BEGIN

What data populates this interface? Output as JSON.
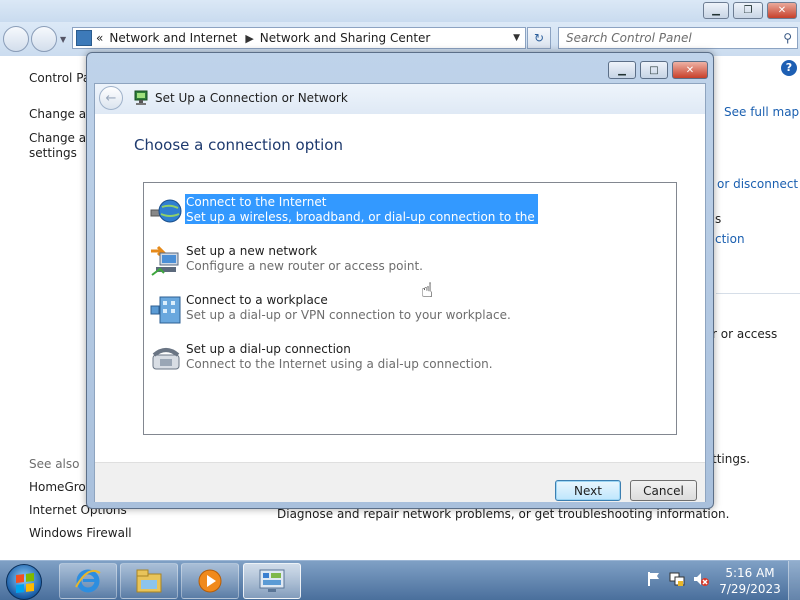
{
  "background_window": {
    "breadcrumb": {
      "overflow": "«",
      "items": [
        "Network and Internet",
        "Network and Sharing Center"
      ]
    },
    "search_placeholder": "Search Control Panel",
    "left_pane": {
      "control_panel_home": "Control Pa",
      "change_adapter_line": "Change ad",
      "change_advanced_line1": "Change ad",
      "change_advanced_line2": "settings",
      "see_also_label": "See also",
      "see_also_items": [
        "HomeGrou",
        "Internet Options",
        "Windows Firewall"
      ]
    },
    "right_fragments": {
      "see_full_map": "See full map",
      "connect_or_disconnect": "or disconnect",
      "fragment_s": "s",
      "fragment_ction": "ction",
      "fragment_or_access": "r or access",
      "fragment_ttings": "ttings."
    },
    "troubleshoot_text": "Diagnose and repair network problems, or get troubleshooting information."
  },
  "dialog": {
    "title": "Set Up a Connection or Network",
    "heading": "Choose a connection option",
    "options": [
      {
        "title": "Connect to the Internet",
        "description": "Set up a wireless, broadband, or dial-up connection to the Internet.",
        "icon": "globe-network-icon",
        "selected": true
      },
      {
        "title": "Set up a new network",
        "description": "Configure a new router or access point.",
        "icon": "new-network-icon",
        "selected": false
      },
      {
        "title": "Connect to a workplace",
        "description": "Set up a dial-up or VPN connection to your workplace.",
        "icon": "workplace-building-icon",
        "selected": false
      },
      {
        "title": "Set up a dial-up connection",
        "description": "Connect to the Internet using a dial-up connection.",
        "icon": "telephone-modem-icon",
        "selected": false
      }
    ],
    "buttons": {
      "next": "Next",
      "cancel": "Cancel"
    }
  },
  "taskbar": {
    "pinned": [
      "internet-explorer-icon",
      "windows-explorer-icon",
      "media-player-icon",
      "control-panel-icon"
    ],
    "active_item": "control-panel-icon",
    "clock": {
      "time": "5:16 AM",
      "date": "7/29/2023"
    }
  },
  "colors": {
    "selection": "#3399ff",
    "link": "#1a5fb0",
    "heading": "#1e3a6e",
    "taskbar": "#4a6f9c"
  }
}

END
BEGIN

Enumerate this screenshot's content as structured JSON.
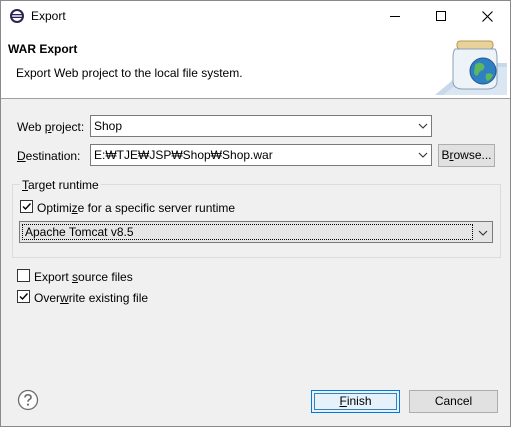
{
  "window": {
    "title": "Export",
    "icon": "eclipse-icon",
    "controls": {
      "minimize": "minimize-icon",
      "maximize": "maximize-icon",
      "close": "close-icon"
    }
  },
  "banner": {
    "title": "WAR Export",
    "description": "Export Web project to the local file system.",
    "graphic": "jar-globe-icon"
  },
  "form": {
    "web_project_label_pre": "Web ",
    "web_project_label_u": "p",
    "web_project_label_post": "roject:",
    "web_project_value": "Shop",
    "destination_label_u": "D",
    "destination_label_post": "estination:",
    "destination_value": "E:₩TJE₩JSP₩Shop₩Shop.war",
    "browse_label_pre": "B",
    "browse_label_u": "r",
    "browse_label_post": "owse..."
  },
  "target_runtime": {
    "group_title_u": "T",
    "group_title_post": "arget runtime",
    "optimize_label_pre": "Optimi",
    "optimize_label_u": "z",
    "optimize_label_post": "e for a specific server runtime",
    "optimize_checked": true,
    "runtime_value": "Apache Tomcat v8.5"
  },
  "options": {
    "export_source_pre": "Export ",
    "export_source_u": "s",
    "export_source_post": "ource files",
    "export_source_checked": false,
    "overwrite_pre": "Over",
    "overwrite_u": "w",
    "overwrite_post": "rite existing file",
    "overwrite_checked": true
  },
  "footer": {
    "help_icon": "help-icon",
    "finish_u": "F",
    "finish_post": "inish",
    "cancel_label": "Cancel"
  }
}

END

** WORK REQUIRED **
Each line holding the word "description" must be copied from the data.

** THE ANSWER **
        "description": "Set up a wireless, broadband, or dial-up connection to the Internet.",
        "description": "Configure a new router or access point.",
        "description": "Set up a dial-up or VPN connection to your workplace.",
        "description": "Connect to the Internet using a dial-up connection.",
    "description": "Export Web project to the local file system.",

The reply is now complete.